Available data

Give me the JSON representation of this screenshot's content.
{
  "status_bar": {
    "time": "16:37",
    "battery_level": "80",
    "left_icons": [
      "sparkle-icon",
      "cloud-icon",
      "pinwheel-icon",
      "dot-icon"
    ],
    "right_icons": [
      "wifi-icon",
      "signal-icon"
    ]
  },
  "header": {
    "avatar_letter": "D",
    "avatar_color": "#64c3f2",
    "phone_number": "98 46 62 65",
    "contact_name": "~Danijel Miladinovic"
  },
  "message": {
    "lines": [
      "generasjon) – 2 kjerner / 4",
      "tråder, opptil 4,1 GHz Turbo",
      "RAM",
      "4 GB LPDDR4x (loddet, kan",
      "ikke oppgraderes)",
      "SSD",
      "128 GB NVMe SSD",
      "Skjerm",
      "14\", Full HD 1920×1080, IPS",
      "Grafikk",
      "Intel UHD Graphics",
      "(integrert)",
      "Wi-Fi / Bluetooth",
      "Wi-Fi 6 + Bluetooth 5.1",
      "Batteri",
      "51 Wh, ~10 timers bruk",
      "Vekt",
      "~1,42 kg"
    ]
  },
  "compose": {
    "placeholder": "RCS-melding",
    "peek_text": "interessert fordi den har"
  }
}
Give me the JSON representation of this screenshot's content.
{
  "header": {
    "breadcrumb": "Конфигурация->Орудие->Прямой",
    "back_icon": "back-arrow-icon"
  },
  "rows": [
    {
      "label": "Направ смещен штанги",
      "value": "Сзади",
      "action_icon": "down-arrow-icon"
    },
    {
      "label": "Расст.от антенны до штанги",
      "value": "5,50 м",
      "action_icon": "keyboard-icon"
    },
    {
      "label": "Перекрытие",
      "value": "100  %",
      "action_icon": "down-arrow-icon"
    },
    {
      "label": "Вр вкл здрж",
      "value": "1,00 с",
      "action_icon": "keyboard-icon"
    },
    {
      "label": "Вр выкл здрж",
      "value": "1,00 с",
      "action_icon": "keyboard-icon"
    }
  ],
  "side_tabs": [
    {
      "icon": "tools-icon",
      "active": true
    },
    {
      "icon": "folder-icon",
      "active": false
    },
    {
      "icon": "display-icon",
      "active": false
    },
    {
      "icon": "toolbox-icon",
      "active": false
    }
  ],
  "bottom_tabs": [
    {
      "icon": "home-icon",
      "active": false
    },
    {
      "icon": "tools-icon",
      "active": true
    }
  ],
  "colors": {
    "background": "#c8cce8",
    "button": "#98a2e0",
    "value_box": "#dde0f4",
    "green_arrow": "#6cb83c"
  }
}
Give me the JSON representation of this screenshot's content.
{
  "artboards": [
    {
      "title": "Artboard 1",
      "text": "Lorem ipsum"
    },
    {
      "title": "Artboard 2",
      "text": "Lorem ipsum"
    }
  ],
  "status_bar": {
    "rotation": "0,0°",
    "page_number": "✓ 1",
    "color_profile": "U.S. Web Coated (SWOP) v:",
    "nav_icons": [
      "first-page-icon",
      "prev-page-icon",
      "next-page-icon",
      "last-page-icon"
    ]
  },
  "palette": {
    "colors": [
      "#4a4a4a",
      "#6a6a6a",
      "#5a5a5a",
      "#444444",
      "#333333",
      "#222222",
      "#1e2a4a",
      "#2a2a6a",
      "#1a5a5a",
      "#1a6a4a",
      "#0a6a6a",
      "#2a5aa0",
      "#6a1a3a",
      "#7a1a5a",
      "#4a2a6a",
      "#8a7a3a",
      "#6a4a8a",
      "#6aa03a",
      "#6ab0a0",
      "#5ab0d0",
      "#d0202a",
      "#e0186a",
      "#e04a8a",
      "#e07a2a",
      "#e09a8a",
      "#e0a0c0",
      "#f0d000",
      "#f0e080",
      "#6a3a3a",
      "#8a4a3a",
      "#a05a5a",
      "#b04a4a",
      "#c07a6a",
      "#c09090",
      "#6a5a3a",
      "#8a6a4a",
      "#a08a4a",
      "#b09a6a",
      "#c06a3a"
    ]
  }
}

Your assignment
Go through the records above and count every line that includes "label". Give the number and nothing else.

Finished exercise
5